Kevin McLaughlin Photo by Vera LaMarche

My father, who was as thin as a fence post and rarely overindulged in food, would sometimes say, “I eat to live; I don’t live to eat.” The statement would often elicit a dagger stare from my mother, who loved good food and struggled to control her weight.

Today, with the easy availability of plentiful, inexpensive and often unhealthy food, many of us work hard to avoid packing on the pounds. But our vigilance can waver, as seen in the growing numbers of obese American adults and children. In 1980, only one in seven Americans were obese, defined as having a body mass index, or BMI, of 30 or higher. Today, one in three are obese.

While a majority of people are aware of the increased risk of cardiovascular disease and diabetes that comes with being obese, fewer than half of all Americans understand that extra weight also increases their risk for certain types of cancer. And obesity has been linked to a higher risk for cancer recurrence.

In this issue of Cancer Today, contributing writer Melissa Weber describes the connection between obesity and cancer, and also points to the complications that can arise when obese patients are treated for cancer. For example, some doctors may give their obese patients smaller doses of chemotherapy than recommended for their weight, fearing that larger doses would be too toxic, but that decision could reduce the treatment’s effectiveness. Such “dose capping” was eliminated at many institutions after the American Society of Clinical Oncology released guidelines in 2012 that warned against the practice and advised oncologists to use body weight to calculate chemo doses.

Walter Willett, an epidemiologist who has led efforts to persuade Americans to eat healthier foods, says that “avoiding that pound or two creep-up every year is one of the most important things we can do, in addition to not smoking, to reduce cancer risk.” The American Cancer Society (ACS) offers simple guidelines for controlling your weight. These include eating at least 2½ cups of vegetables and fruits a day, limiting processed and red meats, and replacing refined grain products with whole grains. For exercise the ACS recommends at least 150 minutes a week of moderate-intensity activity, such as brisk walking, or 75 minutes of vigorous-intensity activity, such as jogging or fast cycling.

This is sensible advice to help reduce your risk for cancer or a cancer recurrence.
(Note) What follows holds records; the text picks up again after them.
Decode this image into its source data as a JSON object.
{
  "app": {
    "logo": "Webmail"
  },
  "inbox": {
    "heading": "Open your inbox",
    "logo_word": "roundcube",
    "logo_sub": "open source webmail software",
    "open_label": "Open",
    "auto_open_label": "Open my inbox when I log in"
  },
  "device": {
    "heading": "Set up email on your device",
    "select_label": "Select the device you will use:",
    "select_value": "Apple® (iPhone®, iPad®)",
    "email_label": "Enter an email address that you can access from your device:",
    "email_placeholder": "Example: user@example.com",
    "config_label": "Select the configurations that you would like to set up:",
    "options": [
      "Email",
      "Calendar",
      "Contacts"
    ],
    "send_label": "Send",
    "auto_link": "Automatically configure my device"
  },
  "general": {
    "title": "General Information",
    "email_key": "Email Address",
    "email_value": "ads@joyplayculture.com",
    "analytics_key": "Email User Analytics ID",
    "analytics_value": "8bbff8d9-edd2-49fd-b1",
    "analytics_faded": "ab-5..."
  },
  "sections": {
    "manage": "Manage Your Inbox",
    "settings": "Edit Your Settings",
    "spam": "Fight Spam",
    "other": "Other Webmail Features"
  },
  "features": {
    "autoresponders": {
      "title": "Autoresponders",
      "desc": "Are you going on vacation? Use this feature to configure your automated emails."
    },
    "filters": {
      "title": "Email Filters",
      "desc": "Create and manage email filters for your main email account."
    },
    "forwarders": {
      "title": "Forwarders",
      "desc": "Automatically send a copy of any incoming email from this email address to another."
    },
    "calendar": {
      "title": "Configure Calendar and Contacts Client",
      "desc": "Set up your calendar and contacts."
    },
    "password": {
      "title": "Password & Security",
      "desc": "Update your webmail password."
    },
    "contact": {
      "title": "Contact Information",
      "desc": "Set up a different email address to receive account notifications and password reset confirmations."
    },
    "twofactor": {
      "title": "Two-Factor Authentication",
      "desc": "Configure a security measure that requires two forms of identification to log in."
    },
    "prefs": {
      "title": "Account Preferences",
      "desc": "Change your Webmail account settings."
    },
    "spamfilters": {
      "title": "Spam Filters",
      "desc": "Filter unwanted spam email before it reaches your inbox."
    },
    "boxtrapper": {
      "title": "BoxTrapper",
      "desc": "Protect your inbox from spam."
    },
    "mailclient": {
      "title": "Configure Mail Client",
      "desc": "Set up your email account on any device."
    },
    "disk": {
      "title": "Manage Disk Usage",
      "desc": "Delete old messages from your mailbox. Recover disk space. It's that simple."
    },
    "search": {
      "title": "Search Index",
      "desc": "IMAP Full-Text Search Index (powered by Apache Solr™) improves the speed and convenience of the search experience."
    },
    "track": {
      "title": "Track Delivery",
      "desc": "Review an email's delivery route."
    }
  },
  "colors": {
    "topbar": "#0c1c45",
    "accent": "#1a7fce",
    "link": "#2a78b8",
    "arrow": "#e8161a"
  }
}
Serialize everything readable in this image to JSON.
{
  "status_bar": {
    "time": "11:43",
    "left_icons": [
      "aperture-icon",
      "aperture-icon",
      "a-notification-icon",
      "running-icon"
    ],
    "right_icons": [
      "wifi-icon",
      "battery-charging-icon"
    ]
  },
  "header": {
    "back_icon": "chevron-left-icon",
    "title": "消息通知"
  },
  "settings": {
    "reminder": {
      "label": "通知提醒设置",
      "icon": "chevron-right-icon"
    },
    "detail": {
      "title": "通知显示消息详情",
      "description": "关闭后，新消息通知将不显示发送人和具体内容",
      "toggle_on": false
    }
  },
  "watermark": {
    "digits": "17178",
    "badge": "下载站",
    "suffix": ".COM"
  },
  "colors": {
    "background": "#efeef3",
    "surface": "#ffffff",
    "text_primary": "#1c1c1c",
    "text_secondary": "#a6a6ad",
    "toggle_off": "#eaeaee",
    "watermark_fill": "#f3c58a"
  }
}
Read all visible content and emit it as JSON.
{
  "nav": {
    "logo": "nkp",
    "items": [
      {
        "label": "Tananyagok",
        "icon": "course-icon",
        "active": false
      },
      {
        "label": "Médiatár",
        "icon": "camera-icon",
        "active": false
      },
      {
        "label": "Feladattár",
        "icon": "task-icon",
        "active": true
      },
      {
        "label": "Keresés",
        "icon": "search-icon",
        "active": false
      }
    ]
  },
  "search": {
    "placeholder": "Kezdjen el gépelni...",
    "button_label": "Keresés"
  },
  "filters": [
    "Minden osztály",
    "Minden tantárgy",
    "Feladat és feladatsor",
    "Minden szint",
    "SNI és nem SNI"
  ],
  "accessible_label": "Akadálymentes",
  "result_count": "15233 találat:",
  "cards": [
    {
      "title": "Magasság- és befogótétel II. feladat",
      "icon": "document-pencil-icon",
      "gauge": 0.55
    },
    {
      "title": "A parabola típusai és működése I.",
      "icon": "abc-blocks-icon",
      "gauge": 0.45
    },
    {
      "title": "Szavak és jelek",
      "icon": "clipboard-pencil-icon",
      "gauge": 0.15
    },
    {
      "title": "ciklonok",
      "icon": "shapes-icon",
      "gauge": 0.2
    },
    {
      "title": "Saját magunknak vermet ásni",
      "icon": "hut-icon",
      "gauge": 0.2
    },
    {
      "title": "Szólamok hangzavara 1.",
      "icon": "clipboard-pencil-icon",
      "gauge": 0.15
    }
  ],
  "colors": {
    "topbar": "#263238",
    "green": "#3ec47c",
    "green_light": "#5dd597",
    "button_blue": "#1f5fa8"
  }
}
And for cancer survivors, these simple steps can carry added benefits, among them less fatigue, improved body image, higher physical functioning and reduced depression.

Last year the American Medical Association recognized obesity as a disease. Some would call it an epidemic. By eating reasonable amounts of healthy foods, staying active and controlling our weight, we can do our part to stem the tide of obesity. Let’s give eating to live a new kind of meaning.